and the joyous games they play.
This is the story of the Birtley Belgians.


The Birtley Belgians emigrated from Belgium to Birtley, County Durham during World War 1 to build an armaments factory and lived in their own specially created village.  
Named after the Queen of the Belgians, Elisabethville itself became Little Belgium - a colony of 6,000 people, of boules and of boulevards.

It had its own hospital, cemetery, school, church, nunnery and Co-op; only Flemish and Walloon were spoken.

The Birtley factory was to the north of the town, British built but entirely Belgian run. By 1916 it gave work to 3,500 men, 85 per cent disabled in some way, with 2,500 family members also housed in the adjacent iron fenced village. 

The poem was commissioned by the Birtley Belgians Euro-Network in 2015 in association with Borsolino and Berline Belgian Drama Groups.

What a good job you've made of it!  Like you, I find these nooks and crannies of the 20th century totally fascinating. (John Mapplebeck, Bewick Films).




We turned its global head as babies,
traced its edges onto paper,
scarcely scratched
the surface
of that old familiar spotted face
shaped up, boiling for a fight.

Hung on walls,
it looked so static
but in its latitudes and longitudes we knew
that people moved,
homes grew,
cities drowned
and cliffs broke.

Later, travelling,
we stepped out
across the sheet,
skipped the Channel,
new squares.
Then creeping back
at dusk,
we folded up this map,
packed away the ice
and sunny beach,
stuck it all in a small back pocket
and shrunk back
into our own world’s frontiers.
That tiny territory
of our scars.






In Luebeck,
feeling like a shipwreck,
I saw the ghost of Thomas Mann
stuffing his face with Marzipan.


* Luebeck - North German Hanseatic city, famous for the manufacture of Marzipan and as the birthplace of the novelist Thomas Mann.



‘Our paths may cross again, they may not. But I wish you success for the future. I don’t think you are a person who is easily defeated through life as you are by nature a peacock which shows at times its beautiful feathers.’               
(Margaretha den Broeden)

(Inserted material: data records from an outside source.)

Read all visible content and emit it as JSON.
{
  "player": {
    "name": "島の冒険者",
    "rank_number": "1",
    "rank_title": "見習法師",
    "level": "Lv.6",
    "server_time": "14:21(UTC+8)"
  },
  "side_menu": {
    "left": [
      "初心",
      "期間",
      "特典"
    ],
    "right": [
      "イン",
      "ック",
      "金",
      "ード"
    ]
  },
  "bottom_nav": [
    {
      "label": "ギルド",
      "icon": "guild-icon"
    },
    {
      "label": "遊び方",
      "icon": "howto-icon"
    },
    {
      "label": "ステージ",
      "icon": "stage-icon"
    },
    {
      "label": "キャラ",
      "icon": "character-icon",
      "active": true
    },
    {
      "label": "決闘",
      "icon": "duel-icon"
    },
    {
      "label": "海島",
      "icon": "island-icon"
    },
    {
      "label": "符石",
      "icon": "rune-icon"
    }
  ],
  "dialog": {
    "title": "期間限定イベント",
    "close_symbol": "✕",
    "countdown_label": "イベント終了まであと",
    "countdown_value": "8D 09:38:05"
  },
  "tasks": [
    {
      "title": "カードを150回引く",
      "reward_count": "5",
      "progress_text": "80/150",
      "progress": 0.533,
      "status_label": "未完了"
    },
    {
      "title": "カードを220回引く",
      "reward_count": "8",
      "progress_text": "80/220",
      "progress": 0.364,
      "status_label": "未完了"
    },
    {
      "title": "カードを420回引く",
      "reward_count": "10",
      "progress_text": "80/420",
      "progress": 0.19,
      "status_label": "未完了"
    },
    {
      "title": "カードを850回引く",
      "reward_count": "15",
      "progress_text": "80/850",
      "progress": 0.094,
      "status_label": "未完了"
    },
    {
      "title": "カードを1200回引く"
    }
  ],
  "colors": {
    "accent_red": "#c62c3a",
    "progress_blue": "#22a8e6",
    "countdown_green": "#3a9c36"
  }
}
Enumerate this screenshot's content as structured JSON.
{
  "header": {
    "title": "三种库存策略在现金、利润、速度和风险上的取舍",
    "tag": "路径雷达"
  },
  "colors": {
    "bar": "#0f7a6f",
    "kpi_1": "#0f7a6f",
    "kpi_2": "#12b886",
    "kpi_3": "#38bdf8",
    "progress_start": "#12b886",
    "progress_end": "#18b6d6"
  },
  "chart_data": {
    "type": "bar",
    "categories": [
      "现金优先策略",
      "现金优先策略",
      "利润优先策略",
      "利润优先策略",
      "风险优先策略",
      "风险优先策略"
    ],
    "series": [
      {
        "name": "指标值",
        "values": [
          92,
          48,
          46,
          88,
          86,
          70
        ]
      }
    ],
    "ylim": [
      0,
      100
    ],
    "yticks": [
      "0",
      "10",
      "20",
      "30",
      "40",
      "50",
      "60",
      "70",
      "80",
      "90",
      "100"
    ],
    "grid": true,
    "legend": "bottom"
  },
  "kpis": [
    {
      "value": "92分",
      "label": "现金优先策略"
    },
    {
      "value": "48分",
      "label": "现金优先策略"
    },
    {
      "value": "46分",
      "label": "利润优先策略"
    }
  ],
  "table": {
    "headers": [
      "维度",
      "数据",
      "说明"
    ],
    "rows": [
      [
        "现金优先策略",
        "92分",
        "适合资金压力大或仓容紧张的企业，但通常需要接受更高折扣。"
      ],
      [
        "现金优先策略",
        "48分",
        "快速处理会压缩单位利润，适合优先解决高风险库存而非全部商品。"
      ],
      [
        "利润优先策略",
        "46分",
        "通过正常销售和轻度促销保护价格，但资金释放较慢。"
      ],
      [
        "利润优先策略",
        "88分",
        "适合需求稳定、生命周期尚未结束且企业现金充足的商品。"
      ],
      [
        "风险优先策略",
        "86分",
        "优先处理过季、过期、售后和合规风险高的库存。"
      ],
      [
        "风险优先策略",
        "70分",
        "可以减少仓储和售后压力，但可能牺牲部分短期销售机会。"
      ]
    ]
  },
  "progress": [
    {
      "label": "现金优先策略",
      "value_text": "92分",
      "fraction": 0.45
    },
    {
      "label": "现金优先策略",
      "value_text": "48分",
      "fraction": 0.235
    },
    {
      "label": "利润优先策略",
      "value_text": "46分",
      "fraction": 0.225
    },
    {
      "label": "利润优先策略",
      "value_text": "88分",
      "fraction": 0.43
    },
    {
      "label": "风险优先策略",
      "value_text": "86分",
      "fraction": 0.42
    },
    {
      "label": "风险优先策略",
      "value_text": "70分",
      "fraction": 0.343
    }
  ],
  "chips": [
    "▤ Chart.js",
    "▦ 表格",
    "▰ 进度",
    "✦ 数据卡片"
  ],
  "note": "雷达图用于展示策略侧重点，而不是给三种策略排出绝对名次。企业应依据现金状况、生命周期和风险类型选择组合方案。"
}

In the Department of Poetry something is stirring:
it is a rare bird shitting on a heap of certificates.
He bears the beautiful plumage of a rebel,
flying through the rigid corridors,
the stifling pall of academic twaddle.
He pecks at the Masters’ eggheads, 
scratches pretty patterns along the cold walls of poetic power.
He cares not a jot for their fancy Awards,
their sycophantic perambulations,
degrees of literary incest.
These trophies for nepotism 
pass this peculiar bird by
as he soars
above the paper quadrangle,
circling over the dying Heads of Culture,
singing sweet revolutionary songs, 
showing off
his brilliant wings
that fly him
into the ecstasy
of a poem.

the jingling geordie

My Photo
whitley bay, tyne and wear, United Kingdom
poet and raconteur